Didn’t the people of Bahrain want to be free from the autocratic rule of the Khalifa family? Then why didn’t they find a “friend” in the United States?
Was it perhaps because America’s Fifth Fleet is stationed in Bahrain, and it is in the interest of the United States for the Khalifa regime to stay in power? Because as far as the political scenario in that country is concerned no one except the Khalifas have a say in the political life of Bahrain.
So how could the United States of America risk its significantly important military presence in the region? If they do so, Iran which doesn’t even hosts a US embassy on its soil will strengthen its influence, showcase its growing military power and propagate its policies in the oil rich region which are often pronounced as anti-western. Is this what America is scared of?
And let’s not forget that the United States of America’s best friend in the region is Saudi Arabia, and Bahrain is a strategic partner of Saudis being part of the Gulf Co-operation Council. How could the US anger a country (Saudi Arabia) which is the second largest exporter of crude oil to them? After all, oil tops the list of United States foreign priorities.
But why only Libya?
In fact, the question is not all about why the Bahraini people did not find a “friend” in the United States, but the real question is: why is it that only the Libyans found a “friend” in the United States?
There were similar demonstrations in many different countries in the region. People lost their loved ones, were forced into exile and evicted from their own land. But why did the United States and its allies shower its “blessings” only on Libya?
It forces me to wonder whether it was seriously out of “friendship” and the so claimed “humanitarian concerns” for the civilians of Libya or was it because of Libya’s vast oil reserves under the perceived anti western long time ruler Col. Muammar Qaddafi?
As a matter of fact, Col. Qaddafi’s profile lists many anti western and anti Israel participation and initiative since 1969 when he came to power, and even before. As a student in 1956, he took part in anti Israel protests during the Suez Crisis. As soon as he gained power he immediately ordered the shutdown of American and British military bases, including the strategic Wheelus Air Base.
In 1980s, the Colonel acquired chemical weapons drawing censure from the United States and its allies among many other nations.

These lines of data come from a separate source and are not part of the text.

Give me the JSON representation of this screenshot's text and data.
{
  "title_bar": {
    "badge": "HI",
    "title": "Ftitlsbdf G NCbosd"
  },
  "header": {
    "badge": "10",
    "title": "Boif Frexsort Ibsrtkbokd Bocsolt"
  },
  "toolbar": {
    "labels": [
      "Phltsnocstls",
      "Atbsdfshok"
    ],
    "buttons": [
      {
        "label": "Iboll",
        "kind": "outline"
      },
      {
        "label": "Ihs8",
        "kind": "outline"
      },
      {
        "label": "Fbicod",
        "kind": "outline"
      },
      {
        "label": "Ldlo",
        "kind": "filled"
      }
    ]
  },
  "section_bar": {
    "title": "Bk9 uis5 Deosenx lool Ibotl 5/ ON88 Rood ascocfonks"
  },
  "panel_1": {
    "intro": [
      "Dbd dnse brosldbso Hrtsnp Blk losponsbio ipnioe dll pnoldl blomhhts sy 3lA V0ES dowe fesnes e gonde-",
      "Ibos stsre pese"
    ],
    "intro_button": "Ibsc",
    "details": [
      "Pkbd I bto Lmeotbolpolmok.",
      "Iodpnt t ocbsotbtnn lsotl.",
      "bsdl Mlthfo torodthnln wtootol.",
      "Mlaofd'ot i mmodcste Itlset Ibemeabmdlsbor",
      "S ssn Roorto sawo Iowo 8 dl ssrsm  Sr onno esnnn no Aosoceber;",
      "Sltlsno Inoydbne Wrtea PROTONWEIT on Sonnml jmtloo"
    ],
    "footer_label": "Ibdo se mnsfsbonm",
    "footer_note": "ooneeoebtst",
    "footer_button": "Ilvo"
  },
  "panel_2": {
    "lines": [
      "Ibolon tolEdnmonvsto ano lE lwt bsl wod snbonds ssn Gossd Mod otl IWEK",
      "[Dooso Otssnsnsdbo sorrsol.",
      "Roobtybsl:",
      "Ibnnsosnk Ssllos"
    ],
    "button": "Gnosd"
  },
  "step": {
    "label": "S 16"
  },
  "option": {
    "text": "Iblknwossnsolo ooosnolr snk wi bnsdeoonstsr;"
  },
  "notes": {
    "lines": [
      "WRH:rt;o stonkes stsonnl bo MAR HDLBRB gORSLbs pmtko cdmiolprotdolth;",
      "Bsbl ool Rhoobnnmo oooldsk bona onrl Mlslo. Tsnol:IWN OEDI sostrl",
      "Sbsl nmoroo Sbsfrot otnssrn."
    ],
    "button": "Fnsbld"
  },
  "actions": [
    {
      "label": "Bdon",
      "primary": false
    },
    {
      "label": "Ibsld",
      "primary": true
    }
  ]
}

Moving a step further he embarked on the pursuit of nuclear weapons and tried to persuade India and China to sell a nuclear bomb to it; however he ended up signing a nuclear peace pact with India. The countries like the United States, France and Britain, who apparently claim prerogative over nuclear weapons, severely rebuked any such quest by Col. Qaddafi.
The Libyan-Western relationship took a sharp down turn in 1988 when two high ranking Libyan intelligence officials were accused in the Lockerbie bombings in which more than 250 people died. The incident shook the international community and Col. Qaddafi was alleged of committing state sponsored terrorism.
So, as it is evident from the above mentioned bywords, Libya under Col. Muammar Qaddafi threatened and proved detrimental for the USA’s interests in a region which is of paramount importance for its energy and natural resources needs. Then how could the US manage not to strive to a leeway provided to them by the unrest in a country which did not always necessarily endorse its policies. As a result the United Nations resolution 1973 passed, Libyan territory shelled, the regime toppled and the ruler caught alive, dragged on the streets, molested and killed like a bandit.
So now the question is, do you still think the West is really concerned about the value of human life in Libya? If it is, then why not in Bahrain?